(INPUT FOR THIS TASK)

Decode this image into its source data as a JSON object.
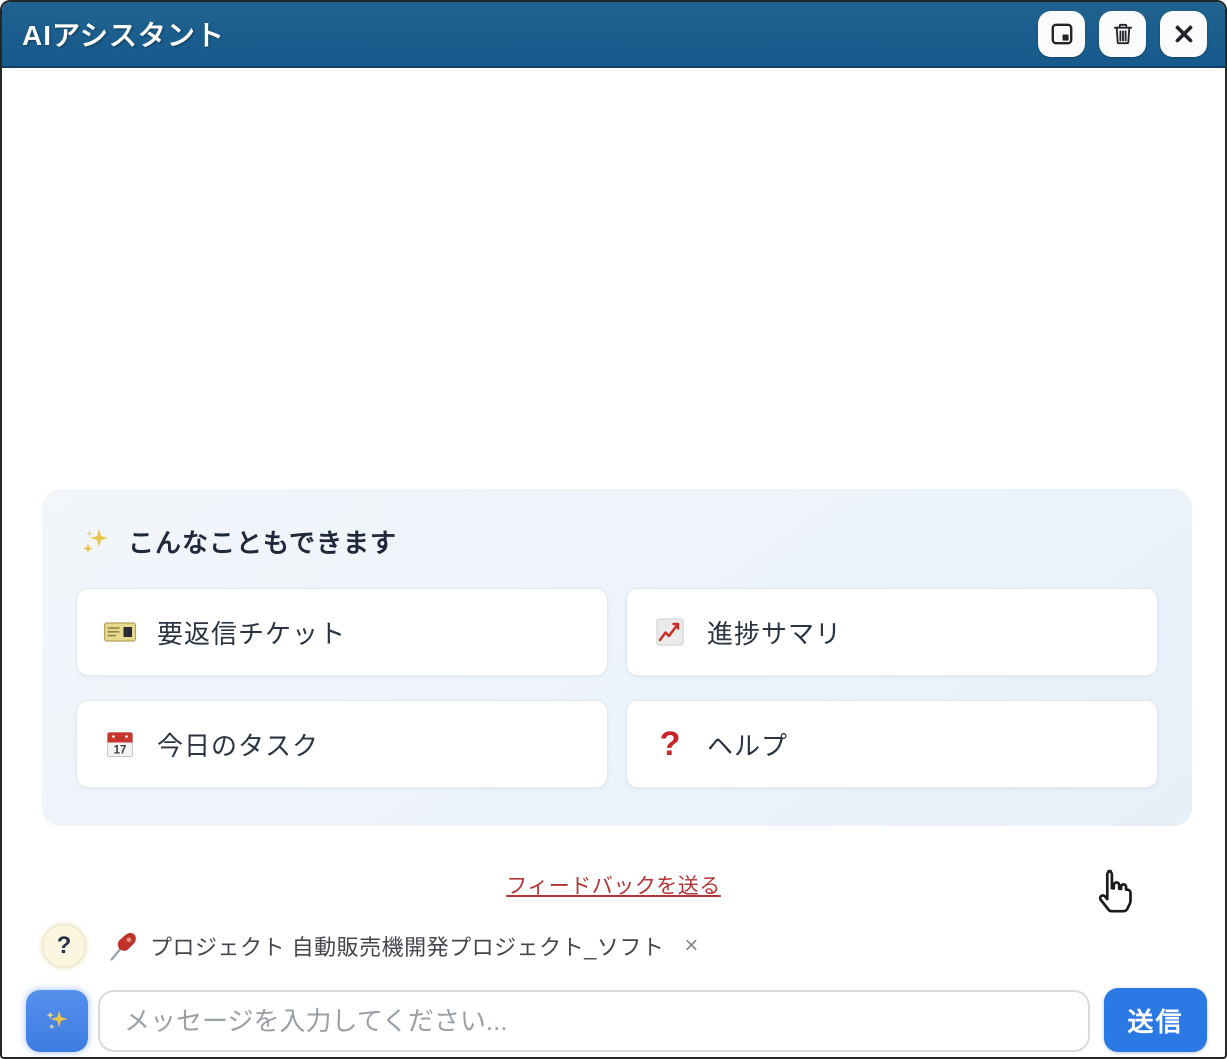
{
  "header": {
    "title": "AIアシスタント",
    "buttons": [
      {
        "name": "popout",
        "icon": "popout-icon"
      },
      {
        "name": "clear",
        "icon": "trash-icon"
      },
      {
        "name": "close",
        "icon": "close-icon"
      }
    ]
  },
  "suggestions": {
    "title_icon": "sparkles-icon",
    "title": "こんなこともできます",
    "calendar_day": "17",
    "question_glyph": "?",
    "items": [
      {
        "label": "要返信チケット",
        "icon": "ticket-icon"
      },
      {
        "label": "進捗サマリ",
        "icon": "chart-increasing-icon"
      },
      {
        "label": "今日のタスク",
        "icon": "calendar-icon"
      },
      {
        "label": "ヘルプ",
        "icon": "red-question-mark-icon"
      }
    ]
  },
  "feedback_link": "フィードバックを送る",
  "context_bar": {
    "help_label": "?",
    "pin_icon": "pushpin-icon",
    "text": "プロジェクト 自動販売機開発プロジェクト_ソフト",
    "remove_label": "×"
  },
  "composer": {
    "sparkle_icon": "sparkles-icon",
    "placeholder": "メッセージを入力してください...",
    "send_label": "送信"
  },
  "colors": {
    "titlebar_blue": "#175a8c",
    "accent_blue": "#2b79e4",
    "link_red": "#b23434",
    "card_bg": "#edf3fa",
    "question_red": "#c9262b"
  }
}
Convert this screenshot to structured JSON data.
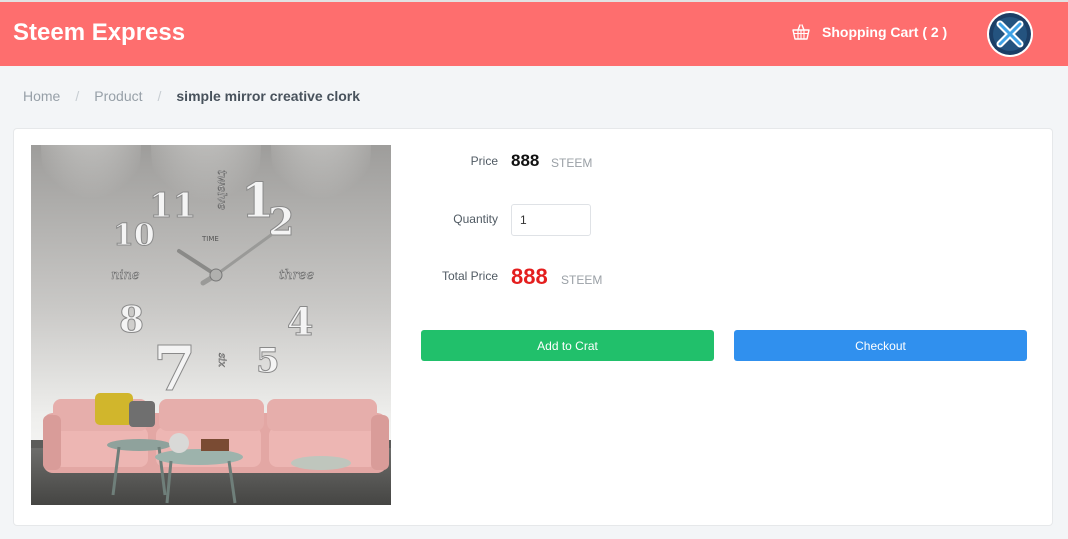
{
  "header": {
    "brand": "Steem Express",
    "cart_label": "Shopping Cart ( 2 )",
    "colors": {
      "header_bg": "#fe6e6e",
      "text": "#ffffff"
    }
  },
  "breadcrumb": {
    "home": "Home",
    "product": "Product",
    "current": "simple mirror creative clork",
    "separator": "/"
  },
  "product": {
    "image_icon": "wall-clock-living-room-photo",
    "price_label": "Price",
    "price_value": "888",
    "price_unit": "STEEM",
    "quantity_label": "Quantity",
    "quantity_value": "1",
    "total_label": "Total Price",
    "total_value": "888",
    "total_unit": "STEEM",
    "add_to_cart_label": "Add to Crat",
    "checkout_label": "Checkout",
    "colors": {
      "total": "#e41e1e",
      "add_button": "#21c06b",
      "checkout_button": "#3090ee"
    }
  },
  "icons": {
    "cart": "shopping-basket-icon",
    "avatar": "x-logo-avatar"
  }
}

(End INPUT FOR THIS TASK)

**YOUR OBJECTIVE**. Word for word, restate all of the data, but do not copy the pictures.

**PROBLEM SOLUTION**.
Decode this image into its source data as a JSON object.
{
  "header": {
    "title": "AIアシスタント",
    "buttons": [
      {
        "name": "popout",
        "icon": "popout-icon"
      },
      {
        "name": "clear",
        "icon": "trash-icon"
      },
      {
        "name": "close",
        "icon": "close-icon"
      }
    ]
  },
  "suggestions": {
    "title_icon": "sparkles-icon",
    "title": "こんなこともできます",
    "calendar_day": "17",
    "question_glyph": "?",
    "items": [
      {
        "label": "要返信チケット",
        "icon": "ticket-icon"
      },
      {
        "label": "進捗サマリ",
        "icon": "chart-increasing-icon"
      },
      {
        "label": "今日のタスク",
        "icon": "calendar-icon"
      },
      {
        "label": "ヘルプ",
        "icon": "red-question-mark-icon"
      }
    ]
  },
  "feedback_link": "フィードバックを送る",
  "context_bar": {
    "help_label": "?",
    "pin_icon": "pushpin-icon",
    "text": "プロジェクト 自動販売機開発プロジェクト_ソフト",
    "remove_label": "×"
  },
  "composer": {
    "sparkle_icon": "sparkles-icon",
    "placeholder": "メッセージを入力してください...",
    "send_label": "送信"
  },
  "colors": {
    "titlebar_blue": "#175a8c",
    "accent_blue": "#2b79e4",
    "link_red": "#b23434",
    "card_bg": "#edf3fa",
    "question_red": "#c9262b"
  }
}
Convert this screenshot to structured JSON data.
{
  "header": {
    "brand": "Steem Express",
    "cart_label": "Shopping Cart ( 2 )",
    "colors": {
      "header_bg": "#fe6e6e",
      "text": "#ffffff"
    }
  },
  "breadcrumb": {
    "home": "Home",
    "product": "Product",
    "current": "simple mirror creative clork",
    "separator": "/"
  },
  "product": {
    "image_icon": "wall-clock-living-room-photo",
    "price_label": "Price",
    "price_value": "888",
    "price_unit": "STEEM",
    "quantity_label": "Quantity",
    "quantity_value": "1",
    "total_label": "Total Price",
    "total_value": "888",
    "total_unit": "STEEM",
    "add_to_cart_label": "Add to Crat",
    "checkout_label": "Checkout",
    "colors": {
      "total": "#e41e1e",
      "add_button": "#21c06b",
      "checkout_button": "#3090ee"
    }
  },
  "icons": {
    "cart": "shopping-basket-icon",
    "avatar": "x-logo-avatar"
  }
}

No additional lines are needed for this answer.